The great posh food con

Scarcity doesn’t mean tasty

  • From Spectator Life

I had taken a friend out for a significant birthday, to a high-end French joint in London. We ordered the tasting menu, an eight course extravaganza with wine pairings. It was not a cheap date, but a special occasion. The third course was a tiny bowl of herb risotto, and as it was served, a waiter appeared holding a large white truffle and a tiny grater, asking if we would like some shavings from the magnificent looking beast. I politely declined, but my friend answered, ‘Of course, why not?’

Please do not confuse me with the likes of Jack Monroe

Why had I turned down this luxurious offering? Not only because of the £30 supplement on the already monumental price of the meal, which of course the waiter didn’t mention to my dining companion (only my menu contained prices). The main reason was because I can’t stand the stuff – it smells and tastes a bit like wet dog. As the waiter shaved off a few translucent slithers with great aplomb, I caught a whiff of exhaust fumes and old leather.

The market price for white truffle is up to £600 for 100g. Extraordinary. Does anyone actually like the taste of truffle? Perhaps what they are impressed with is the cost and the rarity. But it’s not just this ingredient, it’s also, for example, gold leaf. At approaching £100 for a gramme of the ‘good stuff’, and often found on poncy desserts, such as cupcakes and chocolate mousse, edible gold leaf is supposed to bring glamour to a dish. The type of restaurant filled with perma-tans and Gucci would serve it on an overcooked steak, or add it to cocktails. 

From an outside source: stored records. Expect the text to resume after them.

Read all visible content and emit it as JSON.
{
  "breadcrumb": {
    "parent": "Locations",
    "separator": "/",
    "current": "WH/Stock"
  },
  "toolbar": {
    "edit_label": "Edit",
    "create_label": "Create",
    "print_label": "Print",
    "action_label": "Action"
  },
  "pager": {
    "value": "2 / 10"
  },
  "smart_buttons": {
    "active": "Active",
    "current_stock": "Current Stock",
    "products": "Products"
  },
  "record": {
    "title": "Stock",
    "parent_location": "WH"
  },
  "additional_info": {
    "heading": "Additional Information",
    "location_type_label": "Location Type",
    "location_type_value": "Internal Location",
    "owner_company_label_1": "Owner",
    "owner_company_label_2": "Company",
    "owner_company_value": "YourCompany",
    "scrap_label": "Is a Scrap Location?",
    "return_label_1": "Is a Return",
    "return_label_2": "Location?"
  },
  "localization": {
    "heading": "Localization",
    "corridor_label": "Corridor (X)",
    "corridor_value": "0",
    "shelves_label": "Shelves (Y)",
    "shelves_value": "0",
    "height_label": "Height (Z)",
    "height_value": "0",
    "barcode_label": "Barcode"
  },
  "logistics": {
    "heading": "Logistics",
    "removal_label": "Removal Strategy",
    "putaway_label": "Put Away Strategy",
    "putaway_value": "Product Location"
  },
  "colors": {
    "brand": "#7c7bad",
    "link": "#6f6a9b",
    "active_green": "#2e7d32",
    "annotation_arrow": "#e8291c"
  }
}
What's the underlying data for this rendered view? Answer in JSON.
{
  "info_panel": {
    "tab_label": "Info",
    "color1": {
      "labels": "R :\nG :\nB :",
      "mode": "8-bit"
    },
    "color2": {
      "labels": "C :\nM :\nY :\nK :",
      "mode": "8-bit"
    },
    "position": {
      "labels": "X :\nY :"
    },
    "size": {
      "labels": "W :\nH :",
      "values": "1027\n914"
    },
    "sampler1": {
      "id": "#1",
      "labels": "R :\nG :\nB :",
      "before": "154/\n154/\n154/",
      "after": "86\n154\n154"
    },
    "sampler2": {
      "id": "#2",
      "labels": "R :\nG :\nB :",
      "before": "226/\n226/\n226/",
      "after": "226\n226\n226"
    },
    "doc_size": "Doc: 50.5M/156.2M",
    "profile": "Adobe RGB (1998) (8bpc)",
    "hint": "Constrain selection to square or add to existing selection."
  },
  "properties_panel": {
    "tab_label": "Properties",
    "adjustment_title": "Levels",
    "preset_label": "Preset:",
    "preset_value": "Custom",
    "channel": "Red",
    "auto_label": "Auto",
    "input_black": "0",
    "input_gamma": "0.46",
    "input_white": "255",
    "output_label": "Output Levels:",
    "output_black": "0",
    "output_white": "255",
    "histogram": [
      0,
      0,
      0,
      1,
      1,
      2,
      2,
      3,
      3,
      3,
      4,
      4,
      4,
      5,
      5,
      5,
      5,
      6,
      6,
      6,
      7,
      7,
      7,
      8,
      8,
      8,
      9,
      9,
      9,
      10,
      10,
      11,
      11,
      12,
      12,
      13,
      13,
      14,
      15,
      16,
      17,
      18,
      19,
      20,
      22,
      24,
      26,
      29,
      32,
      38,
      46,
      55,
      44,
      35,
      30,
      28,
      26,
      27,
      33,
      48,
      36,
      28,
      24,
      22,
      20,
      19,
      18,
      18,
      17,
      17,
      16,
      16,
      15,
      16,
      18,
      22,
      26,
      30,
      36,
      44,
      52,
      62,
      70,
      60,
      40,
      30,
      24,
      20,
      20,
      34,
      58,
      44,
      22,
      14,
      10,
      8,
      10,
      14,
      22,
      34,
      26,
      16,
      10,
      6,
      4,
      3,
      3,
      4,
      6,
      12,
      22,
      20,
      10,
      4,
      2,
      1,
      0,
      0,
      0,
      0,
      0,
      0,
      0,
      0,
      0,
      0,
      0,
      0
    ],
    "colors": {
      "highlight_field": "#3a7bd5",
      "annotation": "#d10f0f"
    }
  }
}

Basically, it is a very expensive decoration, and fairy tricky to use. The leaves are delicate, so they tear and wrinkle and can be blown away into oblivion. In other words, they are the biggest fuss known to humanity, and have absolutely no taste at all.

Which brings me to saffron, one of the most expensive spices in the world. It has a pungent, metallic flavour, and for me, it’s only value is the strong yellow colour that’s immediately noticeable in food such as pilau rice. But in any dish where there are strong flavours, it simply gets lost. It is a bit like food colouring with a nasty aftertaste. Sargol saffron market rate is £9.00 per gramme. 

And now the biggest cliche in luxury ingredients: caviar. I tried it once when on a story in Russia, expecting to be hugely impressed. It was served with frozen vodka, on a thin cracker, and it tasted a little bit like the stuff that comes in a jar in Waitrose for about three quid, but not nearly as nice.  The prices for black caviar range from £50 to £300 per 100g. This caviar is listed in the Guinness Book of Records as the most expensive in the world. Trout caviar is £6.50 for the same amount. I defy you to tell me the difference. 

But please do not confuse me with the likes of Jack Monroe. I am not about to start cooking from cheap, out of date tins and setting fire to myself to keep warm. Anyone that reads my columns here will perhaps have worked out that much of my expendable income goes on good quality food and booze.

So, what is it worth splurging out on? Really good quality tomatoes for example, the best cheese from a proper outlet rather than supermarket, olive oil, coffee beans, and sea salt. Cheap coconut milk always diminishes a dish, and vinegar is far better if you go high-end. Cheap tinned tomatoes are horrible, bitter and watery, so I always buy the most expensive. Same with butter: the best Guernsey is far superior to the cheap variety. I have a rule that any wine I use in cooking has to be good enough to drink.

But gold leaf, caviar and truffles tend to remind me of the rather crude, sexist phrase popular in the north of England, ‘all fur coat and no knickers’, meaning a posh appearance and no substance. That £30 supplement for the few shavings of truffle at my friend’s birthday meal was left off the bill, by accident. It restored my believe in natural justice.